_WHAT YOU HAVE TO DO_. This task calls for copying each line below that contains "Aspartic".

Page and application data records:
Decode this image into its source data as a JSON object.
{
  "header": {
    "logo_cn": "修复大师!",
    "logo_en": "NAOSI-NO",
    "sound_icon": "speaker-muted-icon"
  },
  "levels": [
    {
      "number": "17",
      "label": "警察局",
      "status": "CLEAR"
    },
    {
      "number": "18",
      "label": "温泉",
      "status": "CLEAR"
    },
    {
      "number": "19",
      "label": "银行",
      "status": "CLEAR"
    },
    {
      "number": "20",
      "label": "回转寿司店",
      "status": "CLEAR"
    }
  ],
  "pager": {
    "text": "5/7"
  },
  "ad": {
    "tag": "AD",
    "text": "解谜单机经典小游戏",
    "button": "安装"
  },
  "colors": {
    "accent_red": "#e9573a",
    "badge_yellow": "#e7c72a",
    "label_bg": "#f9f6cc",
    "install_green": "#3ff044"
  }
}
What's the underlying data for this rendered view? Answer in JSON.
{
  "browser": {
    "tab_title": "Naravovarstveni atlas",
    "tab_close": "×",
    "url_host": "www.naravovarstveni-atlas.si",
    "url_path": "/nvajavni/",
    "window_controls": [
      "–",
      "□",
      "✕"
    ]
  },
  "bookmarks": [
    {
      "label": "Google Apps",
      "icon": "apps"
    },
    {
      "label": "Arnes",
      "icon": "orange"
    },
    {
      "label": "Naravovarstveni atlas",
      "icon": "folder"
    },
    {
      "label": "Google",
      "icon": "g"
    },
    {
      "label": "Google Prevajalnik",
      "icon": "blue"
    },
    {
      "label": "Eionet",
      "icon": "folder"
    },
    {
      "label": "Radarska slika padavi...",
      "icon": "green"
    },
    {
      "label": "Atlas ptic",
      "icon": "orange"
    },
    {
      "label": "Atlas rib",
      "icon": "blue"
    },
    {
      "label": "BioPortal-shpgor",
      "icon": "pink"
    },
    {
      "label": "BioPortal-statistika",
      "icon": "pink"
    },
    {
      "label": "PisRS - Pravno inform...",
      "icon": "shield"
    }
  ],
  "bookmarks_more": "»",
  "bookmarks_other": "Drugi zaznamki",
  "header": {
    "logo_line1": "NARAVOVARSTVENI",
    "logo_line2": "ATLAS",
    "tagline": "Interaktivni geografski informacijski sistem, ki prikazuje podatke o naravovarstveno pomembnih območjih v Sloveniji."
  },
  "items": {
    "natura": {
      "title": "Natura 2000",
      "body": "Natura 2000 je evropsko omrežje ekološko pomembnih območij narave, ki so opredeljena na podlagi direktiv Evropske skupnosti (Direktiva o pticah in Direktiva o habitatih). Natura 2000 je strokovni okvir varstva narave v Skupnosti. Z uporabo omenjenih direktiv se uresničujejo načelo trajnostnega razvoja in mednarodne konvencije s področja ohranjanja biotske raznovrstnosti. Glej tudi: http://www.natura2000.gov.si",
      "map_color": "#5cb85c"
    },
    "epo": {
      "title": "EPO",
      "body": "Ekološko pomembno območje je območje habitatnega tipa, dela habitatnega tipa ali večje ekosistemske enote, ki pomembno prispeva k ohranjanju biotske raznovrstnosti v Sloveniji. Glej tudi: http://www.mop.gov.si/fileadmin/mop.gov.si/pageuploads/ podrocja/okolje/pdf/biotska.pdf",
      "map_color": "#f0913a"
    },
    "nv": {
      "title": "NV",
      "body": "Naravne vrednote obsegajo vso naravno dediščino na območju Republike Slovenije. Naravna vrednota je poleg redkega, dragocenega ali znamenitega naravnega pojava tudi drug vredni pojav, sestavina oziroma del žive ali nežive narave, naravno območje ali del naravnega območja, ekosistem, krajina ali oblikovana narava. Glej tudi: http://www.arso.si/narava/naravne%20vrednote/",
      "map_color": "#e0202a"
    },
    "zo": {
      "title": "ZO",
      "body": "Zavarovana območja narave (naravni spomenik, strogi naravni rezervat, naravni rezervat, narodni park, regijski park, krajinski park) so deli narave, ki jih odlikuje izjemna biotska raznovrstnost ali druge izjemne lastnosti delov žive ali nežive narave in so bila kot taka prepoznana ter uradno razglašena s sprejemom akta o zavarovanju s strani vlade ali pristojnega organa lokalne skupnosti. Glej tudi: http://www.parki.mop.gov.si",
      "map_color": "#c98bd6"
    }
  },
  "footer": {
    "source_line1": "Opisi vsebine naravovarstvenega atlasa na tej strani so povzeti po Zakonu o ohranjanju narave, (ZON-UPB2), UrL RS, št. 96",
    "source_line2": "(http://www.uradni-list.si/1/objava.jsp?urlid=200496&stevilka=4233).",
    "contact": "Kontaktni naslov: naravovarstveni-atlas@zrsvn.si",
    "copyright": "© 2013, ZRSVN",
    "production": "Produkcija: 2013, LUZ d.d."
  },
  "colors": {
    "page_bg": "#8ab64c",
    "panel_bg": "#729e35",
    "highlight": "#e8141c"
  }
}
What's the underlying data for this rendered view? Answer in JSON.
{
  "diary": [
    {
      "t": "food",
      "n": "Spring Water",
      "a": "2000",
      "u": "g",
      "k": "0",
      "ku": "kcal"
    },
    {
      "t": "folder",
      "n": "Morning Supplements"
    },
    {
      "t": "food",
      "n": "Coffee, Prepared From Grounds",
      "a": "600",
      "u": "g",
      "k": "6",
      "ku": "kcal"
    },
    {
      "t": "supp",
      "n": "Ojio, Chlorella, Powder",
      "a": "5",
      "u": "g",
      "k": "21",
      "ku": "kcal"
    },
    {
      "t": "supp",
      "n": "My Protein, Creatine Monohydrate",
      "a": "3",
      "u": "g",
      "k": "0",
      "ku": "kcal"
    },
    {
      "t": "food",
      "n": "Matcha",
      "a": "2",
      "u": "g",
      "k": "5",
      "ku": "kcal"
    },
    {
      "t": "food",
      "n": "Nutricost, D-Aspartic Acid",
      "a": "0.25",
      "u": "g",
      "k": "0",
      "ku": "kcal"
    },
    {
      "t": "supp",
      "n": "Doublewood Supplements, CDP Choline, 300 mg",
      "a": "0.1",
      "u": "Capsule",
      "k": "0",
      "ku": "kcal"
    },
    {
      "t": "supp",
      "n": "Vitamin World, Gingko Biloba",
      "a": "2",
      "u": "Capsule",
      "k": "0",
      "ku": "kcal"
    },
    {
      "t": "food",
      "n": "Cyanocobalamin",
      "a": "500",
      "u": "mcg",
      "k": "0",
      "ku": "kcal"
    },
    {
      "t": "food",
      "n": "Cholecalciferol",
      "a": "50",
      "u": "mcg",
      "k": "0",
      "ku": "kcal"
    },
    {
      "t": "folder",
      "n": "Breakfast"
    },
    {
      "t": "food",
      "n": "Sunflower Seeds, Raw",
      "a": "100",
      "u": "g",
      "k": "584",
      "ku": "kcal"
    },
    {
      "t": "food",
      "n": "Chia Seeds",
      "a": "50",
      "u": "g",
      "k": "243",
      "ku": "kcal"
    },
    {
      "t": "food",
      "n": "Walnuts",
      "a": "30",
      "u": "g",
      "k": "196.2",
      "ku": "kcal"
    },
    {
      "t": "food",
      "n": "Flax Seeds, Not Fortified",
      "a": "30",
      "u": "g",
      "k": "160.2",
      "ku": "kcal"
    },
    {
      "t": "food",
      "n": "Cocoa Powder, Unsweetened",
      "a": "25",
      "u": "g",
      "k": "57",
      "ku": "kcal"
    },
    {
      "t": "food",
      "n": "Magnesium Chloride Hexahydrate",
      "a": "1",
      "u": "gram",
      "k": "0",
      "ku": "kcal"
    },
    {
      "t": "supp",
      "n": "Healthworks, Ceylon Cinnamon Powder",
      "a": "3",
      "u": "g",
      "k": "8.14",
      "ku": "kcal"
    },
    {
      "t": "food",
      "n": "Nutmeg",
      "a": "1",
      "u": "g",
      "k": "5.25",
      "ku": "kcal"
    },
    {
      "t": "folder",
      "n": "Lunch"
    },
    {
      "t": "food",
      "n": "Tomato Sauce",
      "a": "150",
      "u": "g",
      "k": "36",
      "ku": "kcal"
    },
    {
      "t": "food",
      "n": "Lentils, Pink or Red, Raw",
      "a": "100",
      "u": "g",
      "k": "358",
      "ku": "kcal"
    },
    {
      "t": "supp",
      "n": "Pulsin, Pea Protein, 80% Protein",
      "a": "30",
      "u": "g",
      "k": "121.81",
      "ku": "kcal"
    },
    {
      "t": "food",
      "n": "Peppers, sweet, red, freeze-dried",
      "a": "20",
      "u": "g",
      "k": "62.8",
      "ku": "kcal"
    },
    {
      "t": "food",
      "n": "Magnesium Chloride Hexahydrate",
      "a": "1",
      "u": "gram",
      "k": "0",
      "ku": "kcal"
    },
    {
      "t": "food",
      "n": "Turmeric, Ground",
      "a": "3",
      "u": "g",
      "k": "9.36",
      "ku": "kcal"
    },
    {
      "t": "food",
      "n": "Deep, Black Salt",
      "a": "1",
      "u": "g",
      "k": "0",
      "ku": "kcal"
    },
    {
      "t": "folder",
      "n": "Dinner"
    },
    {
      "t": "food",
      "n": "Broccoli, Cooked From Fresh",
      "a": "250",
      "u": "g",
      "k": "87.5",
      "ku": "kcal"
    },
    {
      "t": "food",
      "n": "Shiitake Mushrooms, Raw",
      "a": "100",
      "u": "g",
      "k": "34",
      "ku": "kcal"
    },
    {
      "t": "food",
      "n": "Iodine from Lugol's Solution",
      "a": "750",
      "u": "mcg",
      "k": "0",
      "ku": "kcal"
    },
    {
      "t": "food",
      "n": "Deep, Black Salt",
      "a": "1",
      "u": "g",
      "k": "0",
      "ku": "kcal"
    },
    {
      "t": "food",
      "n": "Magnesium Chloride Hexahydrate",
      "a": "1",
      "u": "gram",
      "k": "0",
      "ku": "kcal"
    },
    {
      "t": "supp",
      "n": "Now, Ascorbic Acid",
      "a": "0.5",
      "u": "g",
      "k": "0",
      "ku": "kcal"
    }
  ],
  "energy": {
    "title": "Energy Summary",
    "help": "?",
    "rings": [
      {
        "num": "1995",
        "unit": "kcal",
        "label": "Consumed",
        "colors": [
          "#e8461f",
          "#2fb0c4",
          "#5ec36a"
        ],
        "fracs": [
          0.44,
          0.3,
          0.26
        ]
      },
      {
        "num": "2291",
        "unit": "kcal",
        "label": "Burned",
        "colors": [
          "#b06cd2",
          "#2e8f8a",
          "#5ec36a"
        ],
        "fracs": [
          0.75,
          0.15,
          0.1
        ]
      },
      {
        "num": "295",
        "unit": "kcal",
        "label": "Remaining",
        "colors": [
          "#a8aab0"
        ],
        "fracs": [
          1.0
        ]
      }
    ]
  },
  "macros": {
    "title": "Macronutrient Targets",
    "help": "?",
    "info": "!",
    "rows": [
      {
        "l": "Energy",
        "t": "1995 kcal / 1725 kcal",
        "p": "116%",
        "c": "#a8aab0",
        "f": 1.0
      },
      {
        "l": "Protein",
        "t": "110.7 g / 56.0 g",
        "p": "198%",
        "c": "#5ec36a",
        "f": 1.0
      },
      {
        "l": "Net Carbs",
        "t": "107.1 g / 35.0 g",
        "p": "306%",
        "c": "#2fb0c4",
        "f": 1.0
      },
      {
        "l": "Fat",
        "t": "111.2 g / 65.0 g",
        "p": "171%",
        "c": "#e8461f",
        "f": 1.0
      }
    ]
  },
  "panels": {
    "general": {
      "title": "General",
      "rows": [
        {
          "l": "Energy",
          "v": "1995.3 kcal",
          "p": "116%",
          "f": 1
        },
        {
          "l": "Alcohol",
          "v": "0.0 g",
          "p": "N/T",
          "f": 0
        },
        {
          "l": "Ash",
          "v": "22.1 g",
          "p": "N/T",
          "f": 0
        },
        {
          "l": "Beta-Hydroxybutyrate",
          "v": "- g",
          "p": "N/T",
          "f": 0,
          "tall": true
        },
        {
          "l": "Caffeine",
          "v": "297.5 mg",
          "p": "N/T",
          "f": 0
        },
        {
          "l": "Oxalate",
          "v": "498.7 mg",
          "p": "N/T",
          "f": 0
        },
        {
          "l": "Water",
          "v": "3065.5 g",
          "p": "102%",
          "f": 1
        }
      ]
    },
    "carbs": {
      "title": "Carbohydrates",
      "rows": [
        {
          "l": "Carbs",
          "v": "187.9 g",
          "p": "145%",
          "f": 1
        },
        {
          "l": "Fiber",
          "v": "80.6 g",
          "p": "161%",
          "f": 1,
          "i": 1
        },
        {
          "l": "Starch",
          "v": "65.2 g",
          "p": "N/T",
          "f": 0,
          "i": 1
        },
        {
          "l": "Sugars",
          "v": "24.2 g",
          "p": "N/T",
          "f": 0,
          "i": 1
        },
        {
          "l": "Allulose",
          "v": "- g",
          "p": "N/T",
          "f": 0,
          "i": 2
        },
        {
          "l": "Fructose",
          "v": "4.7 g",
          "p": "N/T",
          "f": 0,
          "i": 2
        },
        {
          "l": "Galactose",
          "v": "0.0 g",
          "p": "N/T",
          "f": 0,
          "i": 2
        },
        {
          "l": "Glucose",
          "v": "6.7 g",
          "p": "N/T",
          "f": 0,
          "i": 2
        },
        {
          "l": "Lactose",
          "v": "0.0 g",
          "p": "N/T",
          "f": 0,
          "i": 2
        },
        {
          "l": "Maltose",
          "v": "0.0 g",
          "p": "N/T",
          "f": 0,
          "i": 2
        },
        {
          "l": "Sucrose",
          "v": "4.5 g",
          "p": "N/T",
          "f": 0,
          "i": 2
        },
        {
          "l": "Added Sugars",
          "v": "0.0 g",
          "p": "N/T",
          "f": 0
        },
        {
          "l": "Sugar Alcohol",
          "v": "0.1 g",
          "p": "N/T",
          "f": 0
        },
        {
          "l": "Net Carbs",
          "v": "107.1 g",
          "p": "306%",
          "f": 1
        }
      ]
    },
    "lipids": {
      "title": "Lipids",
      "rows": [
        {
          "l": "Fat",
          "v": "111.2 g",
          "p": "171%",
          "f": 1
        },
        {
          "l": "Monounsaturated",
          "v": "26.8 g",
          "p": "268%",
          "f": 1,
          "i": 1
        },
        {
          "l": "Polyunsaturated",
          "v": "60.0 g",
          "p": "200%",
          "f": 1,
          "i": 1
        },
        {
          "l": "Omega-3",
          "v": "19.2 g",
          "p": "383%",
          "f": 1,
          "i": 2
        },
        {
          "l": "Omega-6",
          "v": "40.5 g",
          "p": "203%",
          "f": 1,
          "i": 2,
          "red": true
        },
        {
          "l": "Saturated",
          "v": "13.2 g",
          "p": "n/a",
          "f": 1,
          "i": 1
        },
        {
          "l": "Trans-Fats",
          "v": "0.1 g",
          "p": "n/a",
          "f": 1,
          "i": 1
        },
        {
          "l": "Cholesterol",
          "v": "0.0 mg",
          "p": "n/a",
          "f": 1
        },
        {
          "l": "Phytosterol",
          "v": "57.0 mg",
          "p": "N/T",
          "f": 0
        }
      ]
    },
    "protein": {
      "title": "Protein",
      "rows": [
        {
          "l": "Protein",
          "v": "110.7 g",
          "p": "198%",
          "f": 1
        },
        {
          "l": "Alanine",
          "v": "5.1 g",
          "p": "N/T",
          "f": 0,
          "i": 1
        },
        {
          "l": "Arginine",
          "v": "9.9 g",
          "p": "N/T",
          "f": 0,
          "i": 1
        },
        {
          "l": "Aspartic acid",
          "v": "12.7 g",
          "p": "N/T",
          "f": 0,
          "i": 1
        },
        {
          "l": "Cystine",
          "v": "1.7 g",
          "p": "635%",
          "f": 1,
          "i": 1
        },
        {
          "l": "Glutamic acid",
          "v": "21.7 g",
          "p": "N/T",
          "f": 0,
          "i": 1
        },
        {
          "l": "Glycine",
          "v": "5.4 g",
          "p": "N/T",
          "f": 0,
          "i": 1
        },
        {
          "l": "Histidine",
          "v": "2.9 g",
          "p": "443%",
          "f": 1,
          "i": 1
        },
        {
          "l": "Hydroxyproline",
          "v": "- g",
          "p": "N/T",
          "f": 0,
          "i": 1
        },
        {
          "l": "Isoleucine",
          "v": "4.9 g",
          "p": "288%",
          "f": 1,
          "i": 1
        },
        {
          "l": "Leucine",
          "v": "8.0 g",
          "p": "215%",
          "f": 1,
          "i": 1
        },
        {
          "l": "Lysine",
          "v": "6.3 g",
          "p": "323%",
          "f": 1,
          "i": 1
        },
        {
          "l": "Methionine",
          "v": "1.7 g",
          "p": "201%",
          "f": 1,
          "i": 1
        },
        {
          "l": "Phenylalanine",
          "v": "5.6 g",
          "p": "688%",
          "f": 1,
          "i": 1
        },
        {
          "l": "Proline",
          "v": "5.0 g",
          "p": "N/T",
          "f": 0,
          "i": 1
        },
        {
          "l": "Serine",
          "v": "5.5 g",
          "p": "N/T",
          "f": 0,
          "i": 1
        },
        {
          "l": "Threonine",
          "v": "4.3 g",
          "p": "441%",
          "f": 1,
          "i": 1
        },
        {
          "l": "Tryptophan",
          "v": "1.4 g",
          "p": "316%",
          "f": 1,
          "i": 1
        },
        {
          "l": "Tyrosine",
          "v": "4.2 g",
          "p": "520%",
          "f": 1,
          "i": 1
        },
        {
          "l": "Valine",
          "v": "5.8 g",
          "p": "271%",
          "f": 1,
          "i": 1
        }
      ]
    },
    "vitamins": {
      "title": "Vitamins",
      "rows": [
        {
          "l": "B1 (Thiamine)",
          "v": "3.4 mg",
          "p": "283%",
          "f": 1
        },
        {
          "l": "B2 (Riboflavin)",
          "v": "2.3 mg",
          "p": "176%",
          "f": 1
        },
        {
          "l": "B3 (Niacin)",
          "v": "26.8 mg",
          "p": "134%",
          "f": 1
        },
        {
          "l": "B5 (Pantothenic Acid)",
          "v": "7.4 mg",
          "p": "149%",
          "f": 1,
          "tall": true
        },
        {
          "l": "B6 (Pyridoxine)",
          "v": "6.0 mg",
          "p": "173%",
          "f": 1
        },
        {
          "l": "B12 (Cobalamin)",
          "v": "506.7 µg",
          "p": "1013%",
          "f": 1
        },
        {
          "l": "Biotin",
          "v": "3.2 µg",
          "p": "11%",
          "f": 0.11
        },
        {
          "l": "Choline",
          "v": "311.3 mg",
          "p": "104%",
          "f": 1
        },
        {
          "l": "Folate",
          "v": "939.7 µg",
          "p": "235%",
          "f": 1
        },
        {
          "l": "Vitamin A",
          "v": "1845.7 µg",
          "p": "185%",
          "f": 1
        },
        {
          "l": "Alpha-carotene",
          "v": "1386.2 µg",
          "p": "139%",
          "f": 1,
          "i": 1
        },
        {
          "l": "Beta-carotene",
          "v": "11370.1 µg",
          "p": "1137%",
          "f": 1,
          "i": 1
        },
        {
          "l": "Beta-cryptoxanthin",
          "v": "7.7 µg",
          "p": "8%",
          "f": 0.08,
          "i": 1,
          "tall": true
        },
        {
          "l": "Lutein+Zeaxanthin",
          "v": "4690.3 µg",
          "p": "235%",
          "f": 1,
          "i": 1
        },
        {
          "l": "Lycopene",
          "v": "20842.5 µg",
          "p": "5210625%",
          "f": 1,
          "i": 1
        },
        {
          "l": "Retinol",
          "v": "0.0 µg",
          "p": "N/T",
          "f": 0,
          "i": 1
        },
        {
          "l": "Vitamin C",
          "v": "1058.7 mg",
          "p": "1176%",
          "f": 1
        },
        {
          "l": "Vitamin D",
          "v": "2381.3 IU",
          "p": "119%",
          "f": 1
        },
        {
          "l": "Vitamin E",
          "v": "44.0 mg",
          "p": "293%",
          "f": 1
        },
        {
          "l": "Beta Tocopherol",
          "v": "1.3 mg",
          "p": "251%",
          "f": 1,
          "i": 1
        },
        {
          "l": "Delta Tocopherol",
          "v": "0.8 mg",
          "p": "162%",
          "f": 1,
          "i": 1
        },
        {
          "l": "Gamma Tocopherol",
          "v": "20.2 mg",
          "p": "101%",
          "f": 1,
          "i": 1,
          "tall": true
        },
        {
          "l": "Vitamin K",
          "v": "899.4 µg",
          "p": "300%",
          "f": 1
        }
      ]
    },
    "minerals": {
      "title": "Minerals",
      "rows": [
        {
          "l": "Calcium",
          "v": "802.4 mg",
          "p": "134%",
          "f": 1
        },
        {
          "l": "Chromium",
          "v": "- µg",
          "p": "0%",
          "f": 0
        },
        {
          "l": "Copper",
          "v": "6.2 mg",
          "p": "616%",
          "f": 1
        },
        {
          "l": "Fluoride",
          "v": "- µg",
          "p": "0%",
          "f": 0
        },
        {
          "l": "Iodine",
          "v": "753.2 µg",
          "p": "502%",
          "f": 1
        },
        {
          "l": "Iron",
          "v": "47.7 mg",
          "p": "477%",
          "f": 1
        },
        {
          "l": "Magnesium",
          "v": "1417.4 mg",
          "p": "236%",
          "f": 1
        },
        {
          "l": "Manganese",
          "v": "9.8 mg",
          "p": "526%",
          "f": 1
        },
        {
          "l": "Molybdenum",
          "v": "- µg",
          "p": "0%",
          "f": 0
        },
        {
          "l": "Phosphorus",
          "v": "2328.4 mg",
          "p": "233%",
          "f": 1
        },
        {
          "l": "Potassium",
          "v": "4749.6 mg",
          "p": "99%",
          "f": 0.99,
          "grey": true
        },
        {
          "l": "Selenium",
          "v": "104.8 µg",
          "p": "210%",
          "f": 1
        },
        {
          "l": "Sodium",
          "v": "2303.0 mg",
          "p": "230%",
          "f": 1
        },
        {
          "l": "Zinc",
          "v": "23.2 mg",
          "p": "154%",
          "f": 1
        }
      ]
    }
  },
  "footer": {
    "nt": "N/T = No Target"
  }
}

_SOLUTION TO THE PROBLEM_.
      "n": "Nutricost, D-Aspartic Acid",
          "l": "Aspartic acid",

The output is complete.